# [HOW TO COMPLETE THIS TASK]
Retype every line of the records exactly.

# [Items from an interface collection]
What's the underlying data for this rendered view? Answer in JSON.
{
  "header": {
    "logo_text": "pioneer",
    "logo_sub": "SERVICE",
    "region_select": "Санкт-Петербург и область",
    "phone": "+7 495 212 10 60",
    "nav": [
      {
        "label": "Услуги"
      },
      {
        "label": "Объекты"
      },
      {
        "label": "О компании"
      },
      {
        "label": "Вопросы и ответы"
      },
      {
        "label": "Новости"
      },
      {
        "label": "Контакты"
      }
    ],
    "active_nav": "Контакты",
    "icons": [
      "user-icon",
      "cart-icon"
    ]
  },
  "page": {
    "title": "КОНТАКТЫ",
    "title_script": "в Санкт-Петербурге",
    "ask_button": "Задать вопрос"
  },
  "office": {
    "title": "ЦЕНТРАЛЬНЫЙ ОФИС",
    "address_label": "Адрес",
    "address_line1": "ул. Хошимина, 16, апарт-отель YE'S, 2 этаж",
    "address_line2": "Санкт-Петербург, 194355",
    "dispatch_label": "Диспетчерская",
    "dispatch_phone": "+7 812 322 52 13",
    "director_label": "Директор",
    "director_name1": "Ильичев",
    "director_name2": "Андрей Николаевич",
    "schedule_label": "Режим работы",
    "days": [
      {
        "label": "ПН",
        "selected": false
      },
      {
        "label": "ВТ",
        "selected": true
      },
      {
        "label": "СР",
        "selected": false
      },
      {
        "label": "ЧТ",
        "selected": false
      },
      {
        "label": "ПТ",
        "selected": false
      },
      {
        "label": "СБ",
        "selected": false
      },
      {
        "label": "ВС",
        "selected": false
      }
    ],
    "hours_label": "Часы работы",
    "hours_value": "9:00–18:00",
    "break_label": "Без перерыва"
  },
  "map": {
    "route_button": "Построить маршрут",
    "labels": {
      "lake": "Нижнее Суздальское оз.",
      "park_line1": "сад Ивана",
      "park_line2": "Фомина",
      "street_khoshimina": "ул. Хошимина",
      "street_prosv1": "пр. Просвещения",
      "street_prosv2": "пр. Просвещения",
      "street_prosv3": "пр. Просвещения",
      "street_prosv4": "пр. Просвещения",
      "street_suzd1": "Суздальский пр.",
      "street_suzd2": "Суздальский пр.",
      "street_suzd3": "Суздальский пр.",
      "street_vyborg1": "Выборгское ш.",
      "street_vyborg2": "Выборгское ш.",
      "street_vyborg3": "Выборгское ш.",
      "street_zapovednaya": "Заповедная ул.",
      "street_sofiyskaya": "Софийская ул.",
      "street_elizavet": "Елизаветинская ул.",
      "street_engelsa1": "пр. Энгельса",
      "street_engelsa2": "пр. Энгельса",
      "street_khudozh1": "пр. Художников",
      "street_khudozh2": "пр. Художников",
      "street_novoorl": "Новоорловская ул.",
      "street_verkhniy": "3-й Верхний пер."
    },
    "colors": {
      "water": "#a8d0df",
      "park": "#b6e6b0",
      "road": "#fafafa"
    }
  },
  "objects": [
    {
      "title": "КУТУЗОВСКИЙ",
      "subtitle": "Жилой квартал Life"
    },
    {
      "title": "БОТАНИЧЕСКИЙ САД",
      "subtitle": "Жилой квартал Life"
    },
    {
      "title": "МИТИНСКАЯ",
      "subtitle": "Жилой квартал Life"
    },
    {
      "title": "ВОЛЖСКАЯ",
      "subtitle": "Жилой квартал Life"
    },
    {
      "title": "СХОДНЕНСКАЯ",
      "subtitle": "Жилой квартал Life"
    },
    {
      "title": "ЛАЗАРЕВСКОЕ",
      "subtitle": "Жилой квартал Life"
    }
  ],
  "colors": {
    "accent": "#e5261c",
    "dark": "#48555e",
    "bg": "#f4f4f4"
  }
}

# [RESULT FOR THIS TASK]
What's the underlying data for this rendered view? Answer in JSON.
{
  "header": {
    "logo_text": "pioneer",
    "logo_sub": "SERVICE",
    "region_select": "Санкт-Петербург и область",
    "phone": "+7 495 212 10 60",
    "nav": [
      {
        "label": "Услуги"
      },
      {
        "label": "Объекты"
      },
      {
        "label": "О компании"
      },
      {
        "label": "Вопросы и ответы"
      },
      {
        "label": "Новости"
      },
      {
        "label": "Контакты"
      }
    ],
    "active_nav": "Контакты",
    "icons": [
      "user-icon",
      "cart-icon"
    ]
  },
  "page": {
    "title": "КОНТАКТЫ",
    "title_script": "в Санкт-Петербурге",
    "ask_button": "Задать вопрос"
  },
  "office": {
    "title": "ЦЕНТРАЛЬНЫЙ ОФИС",
    "address_label": "Адрес",
    "address_line1": "ул. Хошимина, 16, апарт-отель YE'S, 2 этаж",
    "address_line2": "Санкт-Петербург, 194355",
    "dispatch_label": "Диспетчерская",
    "dispatch_phone": "+7 812 322 52 13",
    "director_label": "Директор",
    "director_name1": "Ильичев",
    "director_name2": "Андрей Николаевич",
    "schedule_label": "Режим работы",
    "days": [
      {
        "label": "ПН",
        "selected": false
      },
      {
        "label": "ВТ",
        "selected": true
      },
      {
        "label": "СР",
        "selected": false
      },
      {
        "label": "ЧТ",
        "selected": false
      },
      {
        "label": "ПТ",
        "selected": false
      },
      {
        "label": "СБ",
        "selected": false
      },
      {
        "label": "ВС",
        "selected": false
      }
    ],
    "hours_label": "Часы работы",
    "hours_value": "9:00–18:00",
    "break_label": "Без перерыва"
  },
  "map": {
    "route_button": "Построить маршрут",
    "labels": {
      "lake": "Нижнее Суздальское оз.",
      "park_line1": "сад Ивана",
      "park_line2": "Фомина",
      "street_khoshimina": "ул. Хошимина",
      "street_prosv1": "пр. Просвещения",
      "street_prosv2": "пр. Просвещения",
      "street_prosv3": "пр. Просвещения",
      "street_prosv4": "пр. Просвещения",
      "street_suzd1": "Суздальский пр.",
      "street_suzd2": "Суздальский пр.",
      "street_suzd3": "Суздальский пр.",
      "street_vyborg1": "Выборгское ш.",
      "street_vyborg2": "Выборгское ш.",
      "street_vyborg3": "Выборгское ш.",
      "street_zapovednaya": "Заповедная ул.",
      "street_sofiyskaya": "Софийская ул.",
      "street_elizavet": "Елизаветинская ул.",
      "street_engelsa1": "пр. Энгельса",
      "street_engelsa2": "пр. Энгельса",
      "street_khudozh1": "пр. Художников",
      "street_khudozh2": "пр. Художников",
      "street_novoorl": "Новоорловская ул.",
      "street_verkhniy": "3-й Верхний пер."
    },
    "colors": {
      "water": "#a8d0df",
      "park": "#b6e6b0",
      "road": "#fafafa"
    }
  },
  "objects": [
    {
      "title": "КУТУЗОВСКИЙ",
      "subtitle": "Жилой квартал Life"
    },
    {
      "title": "БОТАНИЧЕСКИЙ САД",
      "subtitle": "Жилой квартал Life"
    },
    {
      "title": "МИТИНСКАЯ",
      "subtitle": "Жилой квартал Life"
    },
    {
      "title": "ВОЛЖСКАЯ",
      "subtitle": "Жилой квартал Life"
    },
    {
      "title": "СХОДНЕНСКАЯ",
      "subtitle": "Жилой квартал Life"
    },
    {
      "title": "ЛАЗАРЕВСКОЕ",
      "subtitle": "Жилой квартал Life"
    }
  ],
  "colors": {
    "accent": "#e5261c",
    "dark": "#48555e",
    "bg": "#f4f4f4"
  }
}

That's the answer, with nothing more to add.